Treatment for Parameniscal Cyst

What is a parameniscal cyst?

If a meniscus tear has been present for a while then the fluid in our knee joint can leak out through the tear.  The fluid will form a cyst.  That fluid filled area is now called a “parameniscal cyst”.  Sometimes these cysts can become quite large.  Cysts that form on the inner part of the knee tend to be larger than cysts on the outer or lateral aspect of the knee.

Lateral meniscus cysts tend to be smaller than medial meniscus cysts because the very tight ITB tendon limits the growth of the cysts on the outside of our knee.

Lateral meniscus cysts also tend to hurt more than medial meniscus cysts because of the pressure they put on the ITB tendon.

Parameniscal Cyst Treatment in Pune, India

Symptoms of a Meniscal Cyst

Meniscal cysts do not always cause symptoms.

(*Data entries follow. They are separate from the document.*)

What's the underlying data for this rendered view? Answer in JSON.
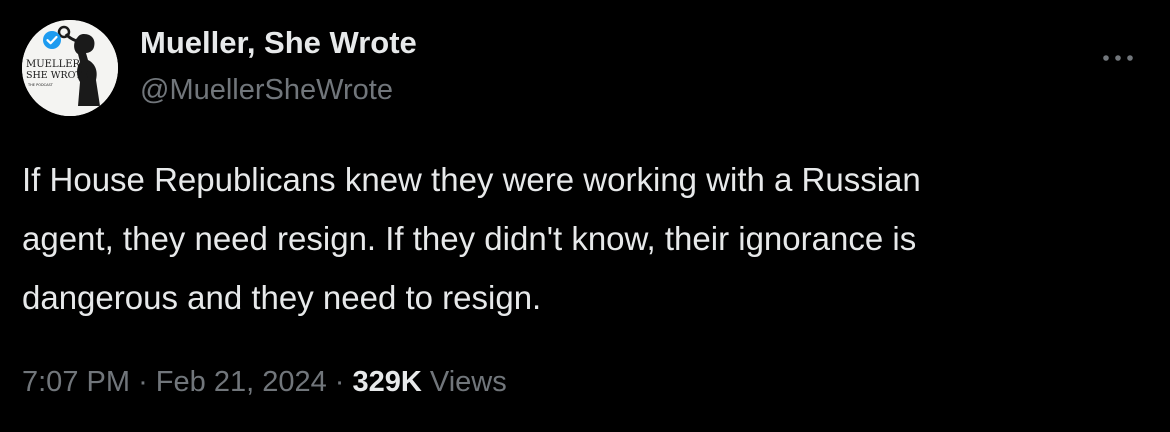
{
  "author": {
    "display_name": "Mueller, She Wrote",
    "handle": "@MuellerSheWrote",
    "avatar_lines": [
      "MUELLER,",
      "SHE WROTE",
      "THE PODCAST"
    ],
    "verified": true,
    "badge_color": "#1d9bf0"
  },
  "tweet": {
    "text": "If House Republicans knew they were working with a Russian\nagent, they need resign. If they didn't know, their ignorance is\ndangerous and they need to resign."
  },
  "meta": {
    "time": "7:07 PM",
    "separator": "·",
    "date": "Feb 21, 2024",
    "views_count": "329K",
    "views_label": "Views"
  },
  "icons": {
    "more": "more-horizontal-icon",
    "verified": "verified-badge-icon"
  },
  "colors": {
    "background": "#000000",
    "primary_text": "#e7e9ea",
    "secondary_text": "#71767b"
  }
}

When they do, the most common are:

  • Pain in the knee when standing
  • Tenderness directly along the joint
  • A bump or lump at the cyst site, usually near the outside of the knee
  • A bump that becomes more visible as the knee straightens, though the bump itself may be painless
  • A bump that changes size (though it may also remain seemingly unchanged)
  • Swelling or locking of the knee joint

Meniscal cysts are most common in 20- to 30-year-old males. They are usually associated with a type of meniscal tear called a horizontal cleavage tear.

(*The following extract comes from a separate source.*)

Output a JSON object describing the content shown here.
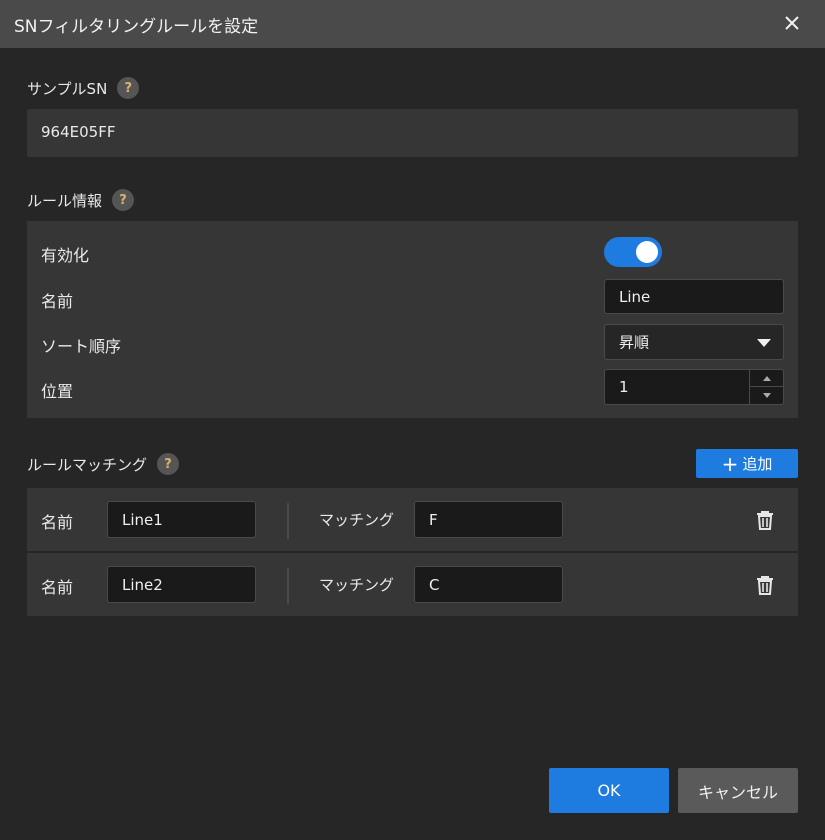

This kind of tear may be caused by over-rotation of the knee. It can also be caused by direct impact to the front or side of the knee.2 Disproportionate force on the knees, such as when you run on an uneven surface, can also cause this type of injury.


Diagnosis of Meniscal Cysts

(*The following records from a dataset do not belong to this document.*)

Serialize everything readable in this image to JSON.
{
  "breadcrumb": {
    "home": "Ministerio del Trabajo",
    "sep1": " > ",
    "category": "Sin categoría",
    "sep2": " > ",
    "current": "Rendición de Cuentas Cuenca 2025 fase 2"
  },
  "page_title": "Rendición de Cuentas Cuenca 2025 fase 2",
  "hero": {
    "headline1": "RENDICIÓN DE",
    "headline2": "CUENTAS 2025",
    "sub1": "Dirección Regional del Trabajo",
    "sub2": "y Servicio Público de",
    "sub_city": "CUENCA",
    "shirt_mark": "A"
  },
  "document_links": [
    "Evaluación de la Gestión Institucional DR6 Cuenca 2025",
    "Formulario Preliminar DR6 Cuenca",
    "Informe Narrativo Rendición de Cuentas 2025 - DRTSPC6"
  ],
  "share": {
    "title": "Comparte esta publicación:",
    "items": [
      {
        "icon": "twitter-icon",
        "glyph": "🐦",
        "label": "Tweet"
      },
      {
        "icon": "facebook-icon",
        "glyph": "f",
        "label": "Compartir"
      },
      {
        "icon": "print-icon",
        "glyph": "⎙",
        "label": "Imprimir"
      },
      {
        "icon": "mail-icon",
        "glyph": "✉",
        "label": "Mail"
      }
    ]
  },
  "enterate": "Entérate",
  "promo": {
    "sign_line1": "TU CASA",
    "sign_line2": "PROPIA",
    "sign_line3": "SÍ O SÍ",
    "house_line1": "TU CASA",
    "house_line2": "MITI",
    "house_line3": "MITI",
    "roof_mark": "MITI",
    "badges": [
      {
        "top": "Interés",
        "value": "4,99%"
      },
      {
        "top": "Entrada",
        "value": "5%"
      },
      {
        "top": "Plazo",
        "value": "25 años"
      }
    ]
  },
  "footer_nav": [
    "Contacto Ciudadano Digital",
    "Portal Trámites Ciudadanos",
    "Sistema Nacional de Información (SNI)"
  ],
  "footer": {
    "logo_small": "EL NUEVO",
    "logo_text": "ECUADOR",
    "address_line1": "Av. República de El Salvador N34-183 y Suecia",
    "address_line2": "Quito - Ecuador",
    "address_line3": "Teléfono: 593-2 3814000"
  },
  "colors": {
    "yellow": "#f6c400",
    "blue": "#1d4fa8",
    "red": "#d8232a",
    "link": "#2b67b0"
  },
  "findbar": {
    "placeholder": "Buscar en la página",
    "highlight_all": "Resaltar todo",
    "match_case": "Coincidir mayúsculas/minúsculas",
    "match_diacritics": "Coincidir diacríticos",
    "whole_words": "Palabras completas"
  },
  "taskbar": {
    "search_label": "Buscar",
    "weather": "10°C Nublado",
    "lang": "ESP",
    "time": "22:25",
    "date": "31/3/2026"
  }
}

A healthcare provider will ask you questions about:

  • Knee pain
  • Popping sounds
  • Recent injuries or impact to the knee

This will help determine if you have a meniscal tear. A meniscal cyst can usually be palpated, which means a doctor can feel it.

Range of motion tests can confirm there are no torn pieces of cartilage in the joint.

There are a few tests doctors use to assess meniscal tears and other knee injuries. These include:

  • The McMurray test
  • The Apley test
  • The Stienmann I test
  • The Payr’s test
  • Childress’ sign
  • The Ege’s test

These are motion, weight-bearing, and pressure tests that can help doctors identify a tear. They can also help a doctor decide if the tear needs surgery.

Diagnosis may be confirmed by a magnetic resonance imaging (MRI) scan or ultrasound.

An MRI is a test that creates images of your knee using a magnetic field and radio waves. An ultrasound creates images using sound waves.

These tests will help your doctor see both the cyst and the tear

Treatment of Meniscal Cysts

Pain caused by a meniscal cyst can be treated with ice. Anti-inflammatory medications can also help. The cyst may be drained with a needle in a doctor’s office. Unfortunately, the cyst will usually return unless the meniscal tear is treated or heals itself.


Meniscal tears don’t always need surgery. When they do, the most common surgery is a minimally invasive arthroscopic surgical approach. This is where a surgeon uses instruments passed through small incisions to operate on the joint.

Once the tear has been repaired, the cyst will usually go away. While it is possible for the cyst to come back, it is unlikely.

Why People Choose Us